What you need to know in relation to Marine Orders 504 and 505 which were released this January 2023 and how they may impact your operations.
We’ve had detailed discussions with AMSA and the bottom line is if you operate a DCV where you have a crew member stand watch, referred to as a deck or navigation watch you will be required to have a second Mater onboard.
That’s right, if you normally appoint a watchkeeper so as you can rest, sleep or do other work you’ll need to have another Master with the appropriate ticket onboard.
For example if you have a 23mtr vessel you’ll need two (2) Masters onboard who hold a current Master <24 m NC ticket.
Here is what’s required
Marine Order 504 Schedule 1 Clause (17) specifies that a deck/navigation watchkeeper must be qualified in accordance with Clause 7.3 of Subsection 7B of the NSCV Part C. The requirement is for the watchkeeper to hold a Long Range Operator Certificate of Proficiency (or higher).

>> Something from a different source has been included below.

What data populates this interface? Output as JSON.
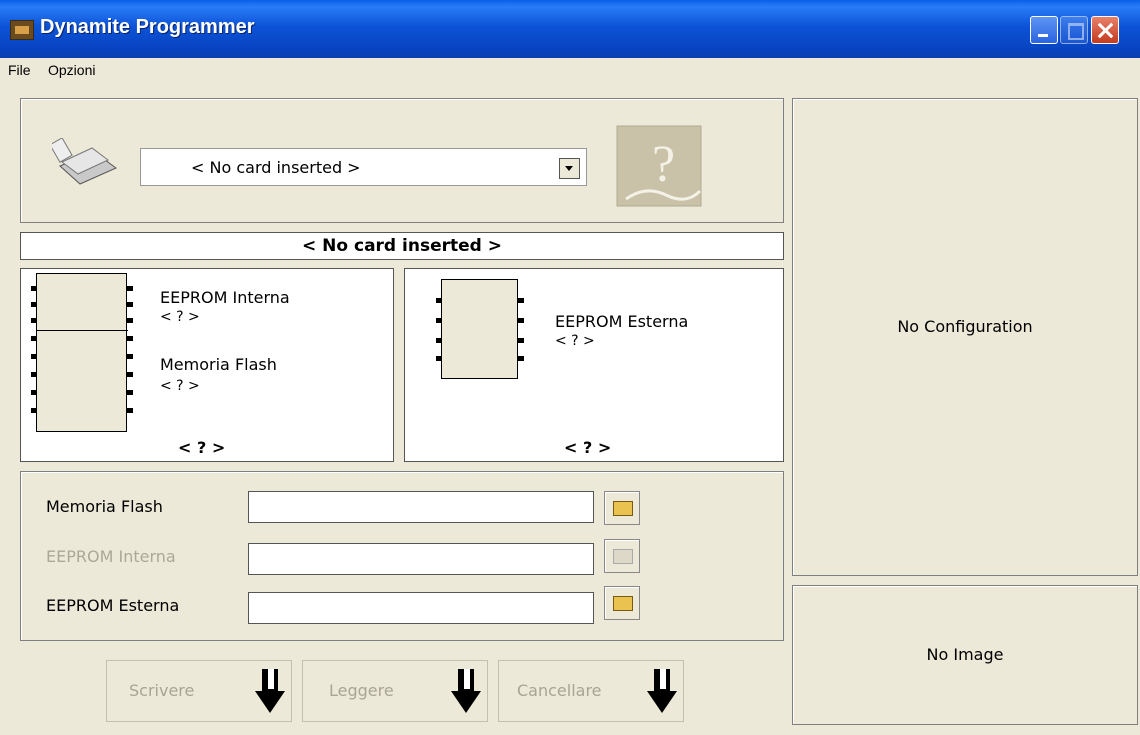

To download Marine Order 504 click on this link : Marine order 504—Certificates of operation and operation requirements—national law (amsa.gov.au)
Download a copy of NSCV C7B by clicking on this link : NSCV C7B – Communications equipment (amsa.gov.au)
Marine Order 505 Schedule 1 Duties and functions for which a certificate of competency is required is where you’ll find what their duties are limited too.
To download Marine Order 505 click on this link : Marine order 505—Certificates of competency—national law (amsa.gov.au)
In Marine Order 505 Schedule 3 Eligibility and sea service requirements identifies what courses are required to attain specific certificates of competency.
Marine Order 505 also specifies that to undertake a Navigational Watch or be a deck watchkeeper the following applies (see below for definitions):
For inshore waters: Coxswain Grade 1 NC.
For offshore operations: Master <24 m NC. This enables the holder to act as a deck watchkeeper on vessels <100 m and <3000 GT <EEZ
Inshore Waters means non-tidal waters
Offshore Operations means vessel operations that are:
- within 200 nm seaward of the baseline of:
- the Australian mainland; or
- the Tasmanian mainland; or
- a recognised island; and
- in waters to the outer limits of the EEZ.
Here is the wording direct from AMSA identifying who is not permitted to be in charge of a navigational watch.
A person is not in charge of a navigational watch when working:
- as a general-purpose hand (this means a deckhand, certified as a GPH or not)
- as a navigational watch rating
- under training
- to assist a master
- under the direct supervision of the person in charge of the vessel
You can read it yourself by clicking on this link : Qualifying near coastal sea service (amsa.gov.au) and scrolling down to In Charge of a Navigational Watch.
I’ve had, and still having ongoing discussions with AMSA in relation to this highlighting the:
- lack of suitably qualified Masters’ with experience in the required areas of operation;
- impracticality of dual Masters’ on DCV’s, especially in vessels up to 40mtrs;
- economic/financial impact on operators;
- added stress and anxiety this is going to cause owners and operators;
- potential for depression and potential suicide; and
- applying of “big ship” operational procedures to DCV’s.
Here’s two of the responses I got from AMSA:
- “you’ll just have to employee another Master”; and
- “in the consultation process many owners agreed to this along with insurance companies”
The bottom line is that for many your SMS may have to be updated along with the Appropriate Crewing Calculator to reflect these changes.
We would be more than happy to hear your response to these changes. Please email your comments to firstname.lastname@example.org as he is keen to hear them.
Our primary recommendation is consider your operations and how these impacts on them both operationally and financially. You then have to implement changes in crewing and/or how you operate.